From their invention by an Everton fan to Gerard Pique cutting them up, some members of Team 33 are obsessed with goalnets
Before the 1890s, phrases like "Back of the Net" would have been met with raised eyebrows (or moustaches given the style at the time) in football circles.
For goals did not come with nets in football early years.
It was only in 1889 when an engineer called John Alexander Brodie was angered by a disallowed goal suffered by his favourite club Everton that the idea came into being.
In 1891, Brodie convinced the FA to trial the concept of putting nets behind goals and we haven't looked back since.
Why am I talking about nets? Well, it came up unprompted at the start of this week's Team 33 like many-a-tangent as Joe Coffey, Adrian Collins and Conor Neville revealed themselves to be more obsessed with goal nets than your average football fan.
You can listen into this week's show on the podcast player:
Preaching to the unconverted, I did learn a thing or two about the yokes which hang off goal frames at least before the days of standardisation.
Chelsea's goalkeeper Kevin Hitchcock dives full length during training before the cup tie against Real Zaragoza in 1995 Picture by: Ross Kinnaird / EMPICS Sport
As Ireland's leading Real Zaragoza fan, Adrian Collins told us, one of the Spanish club's greatest claims to fame are the deep, deep goal nets they once gave a home to.
Indeed, the nets at La Romareda stretch back four metres.
Barcelona's Ronaldinho measures La Romareda's nets behind him for planning permission (AP Photo/Manu Fernandez)
In another bout of nostalgia, Conor Neville reminded us of just how much "ping" the nets at Wembley give off.
But they were less colourful than the Ipswich goalnets at Portman Road. Their nets were both blue but also a little stanchion that "only went up halfway" as you can see in this clip from 1994:
The colouring of goal nets based on club colours is something we'd love to see more of like Celtic ...
Picture by: Andrew Milligan / PA Archive/Press Association Images
Or Atletico Madrid ...
Atletico's Antoine Griezmann, 2nd left, celebrates after scoring the opening goal during the Champions League Group C soccer match between Atletico Madrid and Galatasaray at the Vicente Calderon stadium in Madrid, Spain, Wednesday Nov. 25, 2015. (AP Photo/Francisco Seco)
"Wembley used to be another one. It never used to settle into the net" as Conor recalled. And he's right about the "boing" effect when the ball hit the nets as can be seen here from the 1990 FA Cup final replay:
And a more recent use for goalnets is Gerard Pique's habit of cutting them up and keeping portions as mementos after major finals.
Off The Ball's European football correspondent Graham Hunter even helped him with this treasure hunt in Johannesburg after Spain's 2010 World Cup final win over the Netherlands as recorded in this extract from his book Spain: The Inside Story of La Roja's Historic Treble...

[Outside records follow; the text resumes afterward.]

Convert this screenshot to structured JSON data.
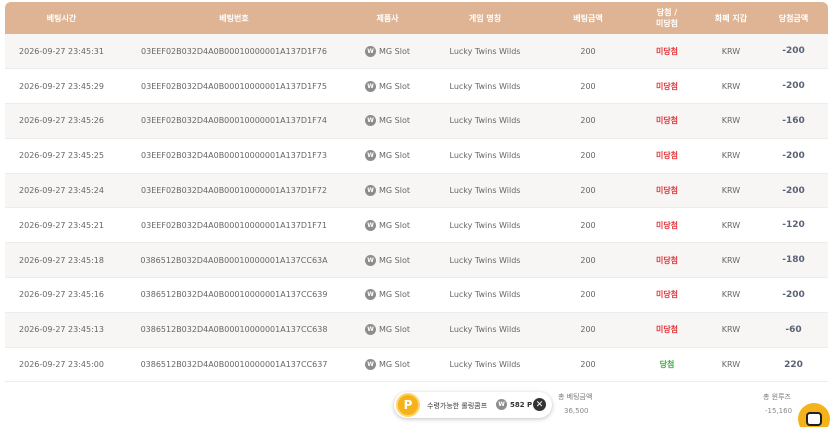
{
  "headers": {
    "time": "베팅시간",
    "bet_id": "베팅번호",
    "provider": "제품사",
    "game": "게임 명칭",
    "amount": "베팅금액",
    "status_line1": "당첨 /",
    "status_line2": "미당첨",
    "currency": "화폐 지갑",
    "win_amount": "당첨금액"
  },
  "rows": [
    {
      "time": "2026-09-27 23:45:31",
      "bet_id": "03EEF02B032D4A0B00010000001A137D1F76",
      "provider": "MG Slot",
      "game": "Lucky Twins Wilds",
      "amount": "200",
      "status": "미당첨",
      "currency": "KRW",
      "win": "-200"
    },
    {
      "time": "2026-09-27 23:45:29",
      "bet_id": "03EEF02B032D4A0B00010000001A137D1F75",
      "provider": "MG Slot",
      "game": "Lucky Twins Wilds",
      "amount": "200",
      "status": "미당첨",
      "currency": "KRW",
      "win": "-200"
    },
    {
      "time": "2026-09-27 23:45:26",
      "bet_id": "03EEF02B032D4A0B00010000001A137D1F74",
      "provider": "MG Slot",
      "game": "Lucky Twins Wilds",
      "amount": "200",
      "status": "미당첨",
      "currency": "KRW",
      "win": "-160"
    },
    {
      "time": "2026-09-27 23:45:25",
      "bet_id": "03EEF02B032D4A0B00010000001A137D1F73",
      "provider": "MG Slot",
      "game": "Lucky Twins Wilds",
      "amount": "200",
      "status": "미당첨",
      "currency": "KRW",
      "win": "-200"
    },
    {
      "time": "2026-09-27 23:45:24",
      "bet_id": "03EEF02B032D4A0B00010000001A137D1F72",
      "provider": "MG Slot",
      "game": "Lucky Twins Wilds",
      "amount": "200",
      "status": "미당첨",
      "currency": "KRW",
      "win": "-200"
    },
    {
      "time": "2026-09-27 23:45:21",
      "bet_id": "03EEF02B032D4A0B00010000001A137D1F71",
      "provider": "MG Slot",
      "game": "Lucky Twins Wilds",
      "amount": "200",
      "status": "미당첨",
      "currency": "KRW",
      "win": "-120"
    },
    {
      "time": "2026-09-27 23:45:18",
      "bet_id": "0386512B032D4A0B00010000001A137CC63A",
      "provider": "MG Slot",
      "game": "Lucky Twins Wilds",
      "amount": "200",
      "status": "미당첨",
      "currency": "KRW",
      "win": "-180"
    },
    {
      "time": "2026-09-27 23:45:16",
      "bet_id": "0386512B032D4A0B00010000001A137CC639",
      "provider": "MG Slot",
      "game": "Lucky Twins Wilds",
      "amount": "200",
      "status": "미당첨",
      "currency": "KRW",
      "win": "-200"
    },
    {
      "time": "2026-09-27 23:45:13",
      "bet_id": "0386512B032D4A0B00010000001A137CC638",
      "provider": "MG Slot",
      "game": "Lucky Twins Wilds",
      "amount": "200",
      "status": "미당첨",
      "currency": "KRW",
      "win": "-60"
    },
    {
      "time": "2026-09-27 23:45:00",
      "bet_id": "0386512B032D4A0B00010000001A137CC637",
      "provider": "MG Slot",
      "game": "Lucky Twins Wilds",
      "amount": "200",
      "status": "당첨",
      "currency": "KRW",
      "win": "220"
    }
  ],
  "provider_logo_letter": "W",
  "totals": {
    "bet_label": "총 베팅금액",
    "bet_value": "36,500",
    "win_label": "총 윈루즈",
    "win_value": "-15,160"
  },
  "jackpot": {
    "coin_letter": "P",
    "label": "수령가능한 롤링콤프",
    "amount": "582 P",
    "icon_letter": "W",
    "close_symbol": "✕"
  },
  "colors": {
    "header_bg": "#deb494",
    "lose": "#e0393e",
    "win": "#35b53a",
    "coin": "#f6b21b"
  }
}
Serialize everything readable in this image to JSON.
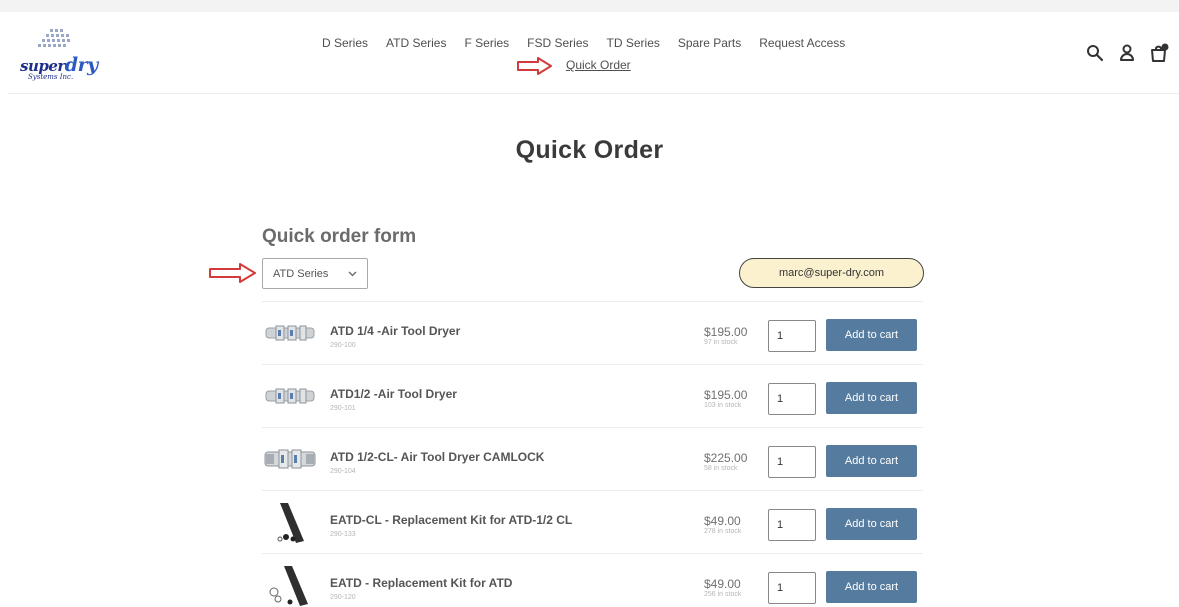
{
  "header": {
    "logo": {
      "brand_main": "super",
      "brand_accent": "dry",
      "brand_sub": "Systems Inc."
    },
    "nav": [
      "D Series",
      "ATD Series",
      "F Series",
      "FSD Series",
      "TD Series",
      "Spare Parts",
      "Request Access"
    ],
    "quick_order_link": "Quick Order",
    "icons": {
      "search": "search-icon",
      "account": "account-icon",
      "cart": "cart-icon"
    }
  },
  "page": {
    "title": "Quick Order",
    "form_title": "Quick order form",
    "series_select": {
      "selected": "ATD Series"
    },
    "email": "marc@super-dry.com"
  },
  "products": [
    {
      "name": "ATD 1/4 -Air Tool Dryer",
      "sku": "290-100",
      "price": "$195.00",
      "stock": "97 in stock",
      "qty": "1",
      "button": "Add to cart",
      "thumb": "dryer-image"
    },
    {
      "name": "ATD1/2 -Air Tool Dryer",
      "sku": "290-101",
      "price": "$195.00",
      "stock": "103 in stock",
      "qty": "1",
      "button": "Add to cart",
      "thumb": "dryer-image"
    },
    {
      "name": "ATD 1/2-CL- Air Tool Dryer CAMLOCK",
      "sku": "290-104",
      "price": "$225.00",
      "stock": "58 in stock",
      "qty": "1",
      "button": "Add to cart",
      "thumb": "camlock-dryer-image"
    },
    {
      "name": "EATD-CL - Replacement Kit for ATD-1/2 CL",
      "sku": "290-133",
      "price": "$49.00",
      "stock": "278 in stock",
      "qty": "1",
      "button": "Add to cart",
      "thumb": "replacement-kit-image"
    },
    {
      "name": "EATD - Replacement Kit for ATD",
      "sku": "290-120",
      "price": "$49.00",
      "stock": "256 in stock",
      "qty": "1",
      "button": "Add to cart",
      "thumb": "replacement-kit-image"
    }
  ],
  "colors": {
    "button": "#557b9e",
    "email_badge": "#fbf1cf",
    "annotation_arrow": "#d33a3a",
    "brand": "#1d2f8a"
  }
}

"Not long afterwards, Gerard Piqué emerges. He is still in his boots, shorts and vest and he has the tiny nail scissors from the first-aid kit in his hand as he marches down the tunnel, toward the pitch. A couple of minutes later he is back, very distressed, demanding of a tournament official: “Where is the goal net? Where have the goal nets gone?”
"When they show precious little interest in his enquiry or even basic politeness to him, he explains to me that he always cuts a souvenir piece of net but, this time, he has been too late. They are gone. I volunteer to join the quest and with the help of a streetwise stadium volunteer kid, we trawl through the entire underbelly of Soccer City.
"Everybody wants a piece of Piqué. The kid has made him promise that there’ll be a reward of a Spain shirt in this for him, but when the extent of his inside knowledge turns out to be how to get to the vehicle tunnel to the pitch, Piqué very nearly eats him alive. Then we mistakenly burst in on a room where the take for the food, programmes and refreshments is being counted. Finally, we persuade the security into letting us into the stadium manager’s office.
"Yes, says one member of staff, the nets are here.
"No, says one another, you can’t have even a couple of centimetres from them. But, while we’ve got you here, can we have a picture? An autograph?
"They are now dealing with an increasingly angry 6’3″ World Cup winner. As he poses for yet another photograph with staff who are not helping him in his quest for a memento, he turns to me and says, in Spanish: “I’ll punch him, we’ll grab the nets and make a run for it.” Instead, the stadium manager finally arrives, as do some tournament staff. It ends in a net gain."